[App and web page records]
______________________________
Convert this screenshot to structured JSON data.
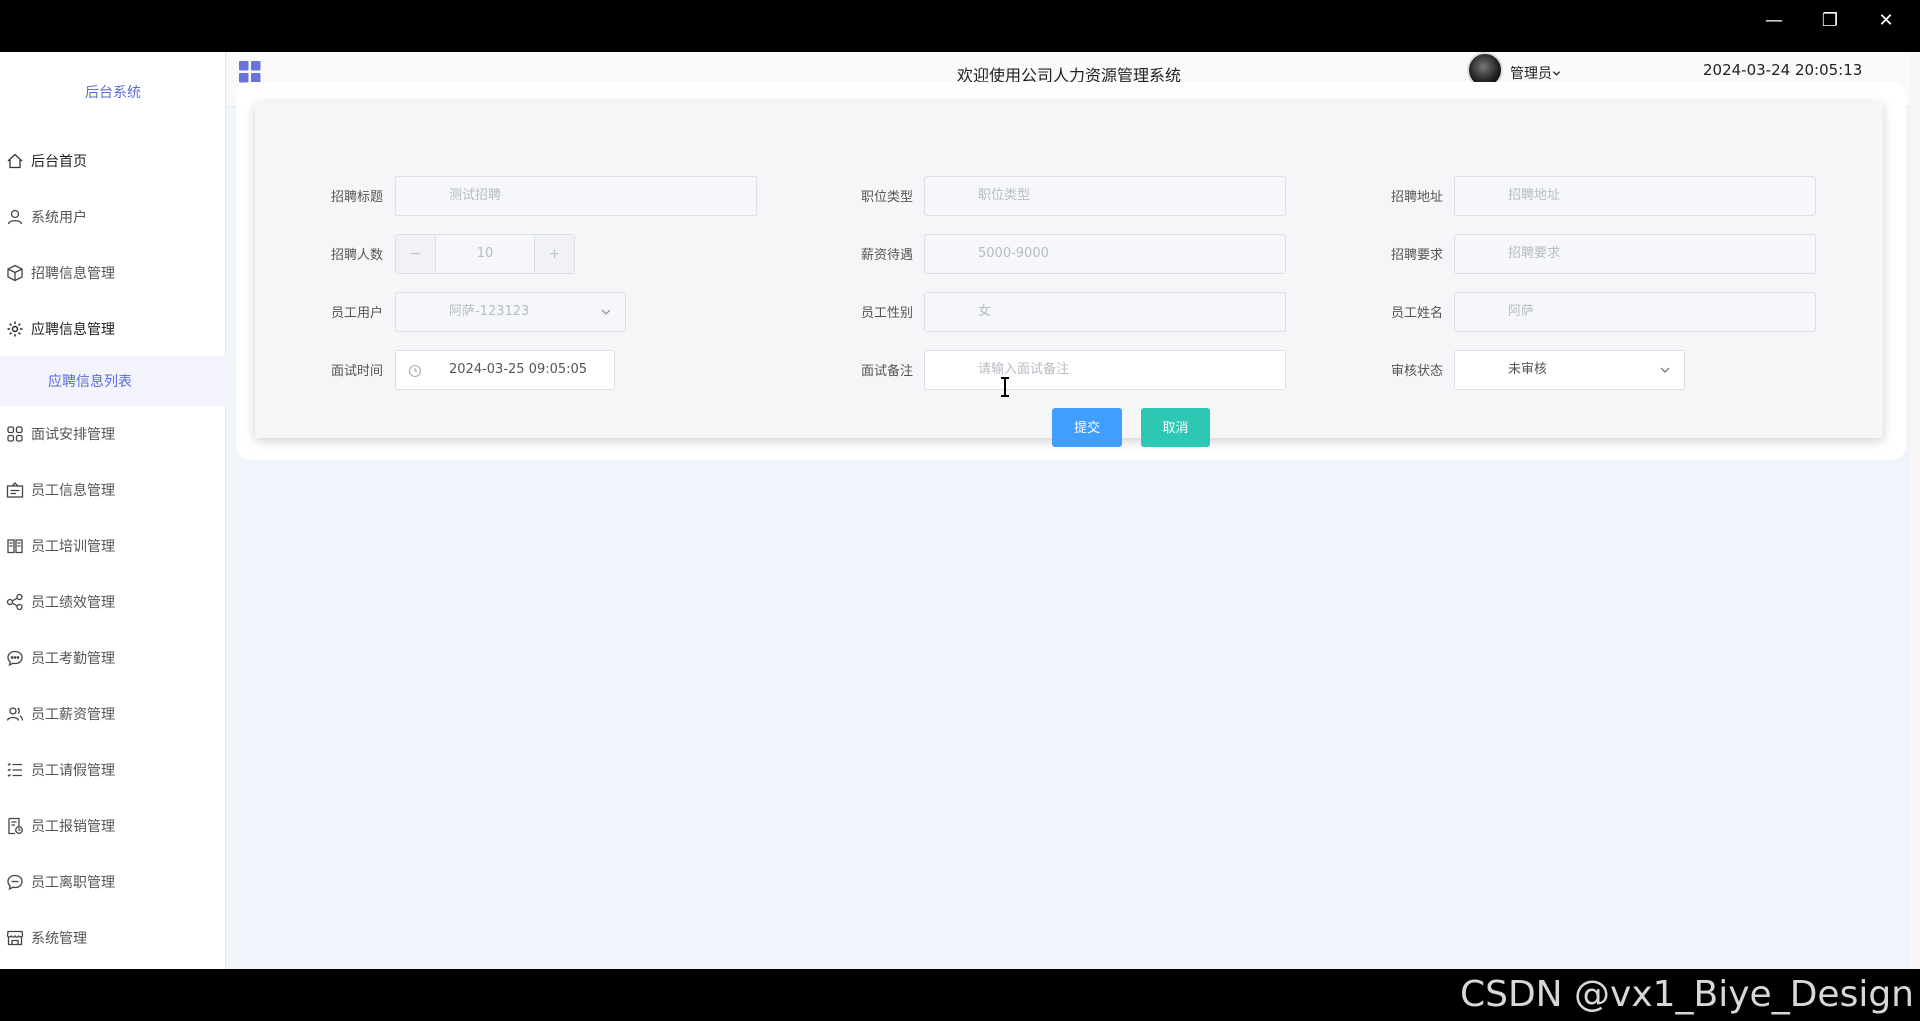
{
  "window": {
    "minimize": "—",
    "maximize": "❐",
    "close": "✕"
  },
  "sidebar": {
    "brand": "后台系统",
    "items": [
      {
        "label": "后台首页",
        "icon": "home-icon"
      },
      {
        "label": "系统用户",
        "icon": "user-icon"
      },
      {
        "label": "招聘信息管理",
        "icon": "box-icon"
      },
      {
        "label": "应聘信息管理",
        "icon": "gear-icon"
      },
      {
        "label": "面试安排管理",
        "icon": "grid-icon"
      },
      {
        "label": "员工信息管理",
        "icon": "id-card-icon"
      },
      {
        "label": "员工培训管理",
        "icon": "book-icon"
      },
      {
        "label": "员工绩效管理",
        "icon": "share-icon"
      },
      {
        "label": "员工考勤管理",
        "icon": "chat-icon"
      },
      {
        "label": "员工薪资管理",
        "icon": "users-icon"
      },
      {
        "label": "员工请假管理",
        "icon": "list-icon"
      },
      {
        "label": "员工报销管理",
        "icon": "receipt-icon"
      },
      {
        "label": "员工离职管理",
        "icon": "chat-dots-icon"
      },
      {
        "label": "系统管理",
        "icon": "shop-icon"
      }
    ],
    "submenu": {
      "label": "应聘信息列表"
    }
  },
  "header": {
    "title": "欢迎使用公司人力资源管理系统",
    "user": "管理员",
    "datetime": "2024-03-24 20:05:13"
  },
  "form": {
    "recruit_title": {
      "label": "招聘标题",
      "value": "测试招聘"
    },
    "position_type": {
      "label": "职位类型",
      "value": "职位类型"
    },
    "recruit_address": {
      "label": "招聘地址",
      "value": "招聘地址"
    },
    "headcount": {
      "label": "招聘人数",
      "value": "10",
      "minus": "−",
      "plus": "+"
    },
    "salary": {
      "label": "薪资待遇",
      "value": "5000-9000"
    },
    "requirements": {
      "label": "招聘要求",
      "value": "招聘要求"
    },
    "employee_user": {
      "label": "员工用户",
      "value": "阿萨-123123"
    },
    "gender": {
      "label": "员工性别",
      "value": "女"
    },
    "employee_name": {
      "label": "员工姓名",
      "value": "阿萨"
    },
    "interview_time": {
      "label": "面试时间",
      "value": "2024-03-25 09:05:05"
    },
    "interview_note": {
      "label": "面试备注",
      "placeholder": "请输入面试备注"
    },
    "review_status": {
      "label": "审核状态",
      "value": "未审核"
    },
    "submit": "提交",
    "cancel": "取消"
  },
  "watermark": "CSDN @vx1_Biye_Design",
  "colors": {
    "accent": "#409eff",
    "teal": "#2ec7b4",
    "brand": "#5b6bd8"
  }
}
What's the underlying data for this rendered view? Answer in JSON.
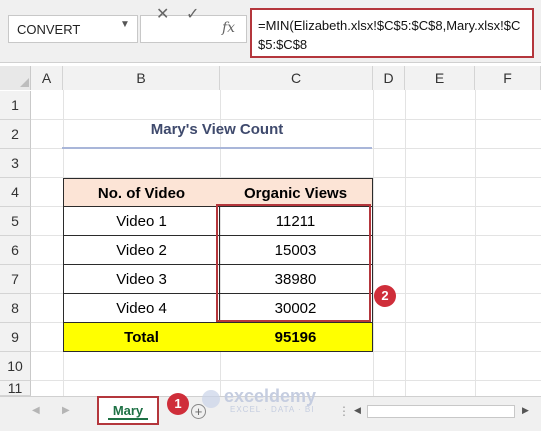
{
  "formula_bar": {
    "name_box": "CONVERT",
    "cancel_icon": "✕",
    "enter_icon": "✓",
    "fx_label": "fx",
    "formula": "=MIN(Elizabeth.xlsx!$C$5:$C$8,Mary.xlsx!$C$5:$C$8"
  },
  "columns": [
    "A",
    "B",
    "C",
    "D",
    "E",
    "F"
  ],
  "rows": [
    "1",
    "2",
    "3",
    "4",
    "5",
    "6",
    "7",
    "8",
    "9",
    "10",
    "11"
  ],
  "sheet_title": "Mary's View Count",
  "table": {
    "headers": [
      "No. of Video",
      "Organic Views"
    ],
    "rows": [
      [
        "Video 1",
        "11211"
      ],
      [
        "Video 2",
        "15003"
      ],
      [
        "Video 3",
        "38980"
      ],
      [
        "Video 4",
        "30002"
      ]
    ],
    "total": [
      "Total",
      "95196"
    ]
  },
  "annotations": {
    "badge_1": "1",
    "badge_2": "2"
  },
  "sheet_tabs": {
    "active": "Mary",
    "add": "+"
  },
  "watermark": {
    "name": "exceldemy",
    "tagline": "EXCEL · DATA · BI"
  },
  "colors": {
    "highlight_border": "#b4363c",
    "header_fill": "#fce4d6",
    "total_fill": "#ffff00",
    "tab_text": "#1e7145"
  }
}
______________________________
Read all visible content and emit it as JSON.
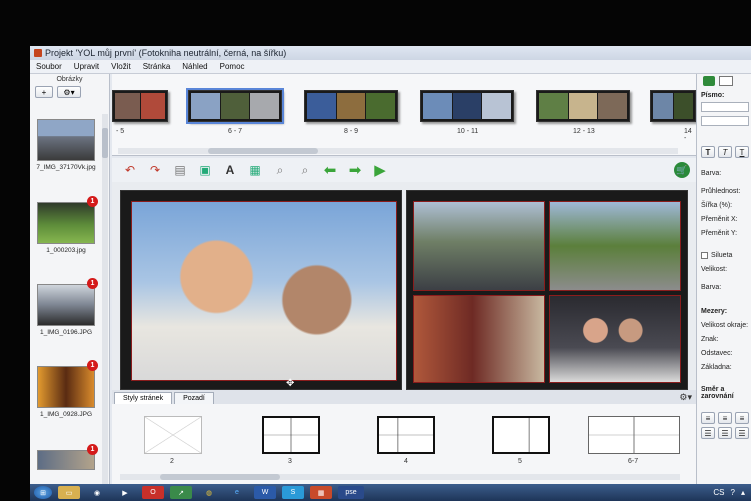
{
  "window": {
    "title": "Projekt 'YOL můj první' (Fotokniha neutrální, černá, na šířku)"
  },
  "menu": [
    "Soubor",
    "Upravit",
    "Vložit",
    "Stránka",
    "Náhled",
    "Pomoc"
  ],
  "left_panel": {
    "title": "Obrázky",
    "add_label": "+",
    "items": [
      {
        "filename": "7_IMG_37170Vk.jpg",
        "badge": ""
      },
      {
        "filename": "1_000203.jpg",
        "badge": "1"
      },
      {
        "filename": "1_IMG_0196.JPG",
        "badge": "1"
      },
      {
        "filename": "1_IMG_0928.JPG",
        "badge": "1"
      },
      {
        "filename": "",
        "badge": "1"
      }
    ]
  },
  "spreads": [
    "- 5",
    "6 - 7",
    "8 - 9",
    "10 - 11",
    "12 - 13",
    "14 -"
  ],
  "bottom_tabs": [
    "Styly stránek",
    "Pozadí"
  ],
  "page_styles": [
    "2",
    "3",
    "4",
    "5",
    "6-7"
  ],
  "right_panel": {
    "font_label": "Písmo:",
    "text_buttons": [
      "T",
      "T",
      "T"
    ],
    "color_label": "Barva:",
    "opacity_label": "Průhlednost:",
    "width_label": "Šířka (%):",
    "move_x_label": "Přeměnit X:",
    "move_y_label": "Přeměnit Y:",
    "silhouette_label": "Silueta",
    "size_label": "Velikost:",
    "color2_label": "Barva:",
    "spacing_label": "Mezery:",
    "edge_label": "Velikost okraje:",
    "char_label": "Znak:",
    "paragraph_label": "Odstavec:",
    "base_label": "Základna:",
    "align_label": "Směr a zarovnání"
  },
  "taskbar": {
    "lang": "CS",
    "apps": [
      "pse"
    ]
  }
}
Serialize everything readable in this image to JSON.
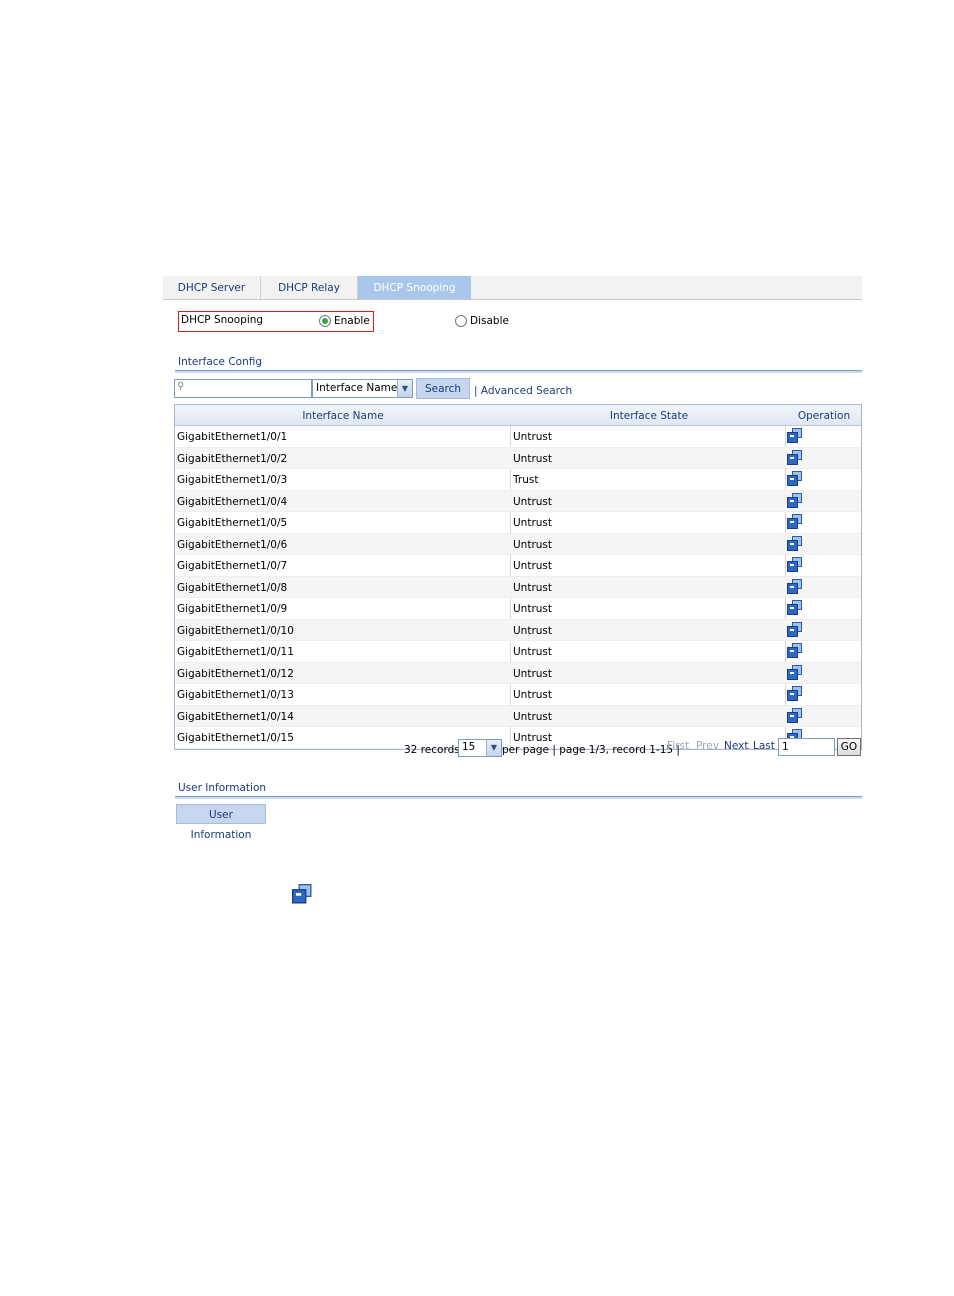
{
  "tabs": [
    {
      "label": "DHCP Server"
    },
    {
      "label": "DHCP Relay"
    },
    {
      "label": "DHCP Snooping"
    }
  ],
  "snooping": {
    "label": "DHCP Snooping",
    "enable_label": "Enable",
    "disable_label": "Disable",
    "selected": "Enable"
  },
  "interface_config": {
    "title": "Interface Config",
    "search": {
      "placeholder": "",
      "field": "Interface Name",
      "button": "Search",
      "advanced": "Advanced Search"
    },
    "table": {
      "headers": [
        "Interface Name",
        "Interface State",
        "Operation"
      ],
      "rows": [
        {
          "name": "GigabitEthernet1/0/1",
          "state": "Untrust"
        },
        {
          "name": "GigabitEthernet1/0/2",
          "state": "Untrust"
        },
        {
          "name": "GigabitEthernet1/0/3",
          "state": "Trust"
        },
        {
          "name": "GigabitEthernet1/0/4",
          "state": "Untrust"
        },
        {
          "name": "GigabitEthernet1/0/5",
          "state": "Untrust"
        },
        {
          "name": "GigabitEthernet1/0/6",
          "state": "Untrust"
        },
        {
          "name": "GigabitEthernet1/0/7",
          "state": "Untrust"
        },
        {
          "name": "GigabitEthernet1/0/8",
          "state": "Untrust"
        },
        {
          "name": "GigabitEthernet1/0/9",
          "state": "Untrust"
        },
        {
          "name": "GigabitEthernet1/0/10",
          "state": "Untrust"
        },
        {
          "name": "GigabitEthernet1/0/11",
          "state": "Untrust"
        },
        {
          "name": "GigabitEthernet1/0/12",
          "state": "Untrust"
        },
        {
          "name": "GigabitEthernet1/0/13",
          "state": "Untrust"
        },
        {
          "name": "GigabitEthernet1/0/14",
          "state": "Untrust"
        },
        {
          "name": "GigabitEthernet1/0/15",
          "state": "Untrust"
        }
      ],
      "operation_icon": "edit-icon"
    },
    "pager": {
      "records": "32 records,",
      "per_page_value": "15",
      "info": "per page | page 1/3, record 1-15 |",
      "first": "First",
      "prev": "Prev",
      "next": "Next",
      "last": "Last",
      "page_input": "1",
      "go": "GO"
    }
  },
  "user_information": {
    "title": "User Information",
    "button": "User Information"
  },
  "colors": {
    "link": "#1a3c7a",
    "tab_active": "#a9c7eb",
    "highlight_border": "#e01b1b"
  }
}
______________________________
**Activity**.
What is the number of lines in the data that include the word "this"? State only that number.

**Expected answer**.
3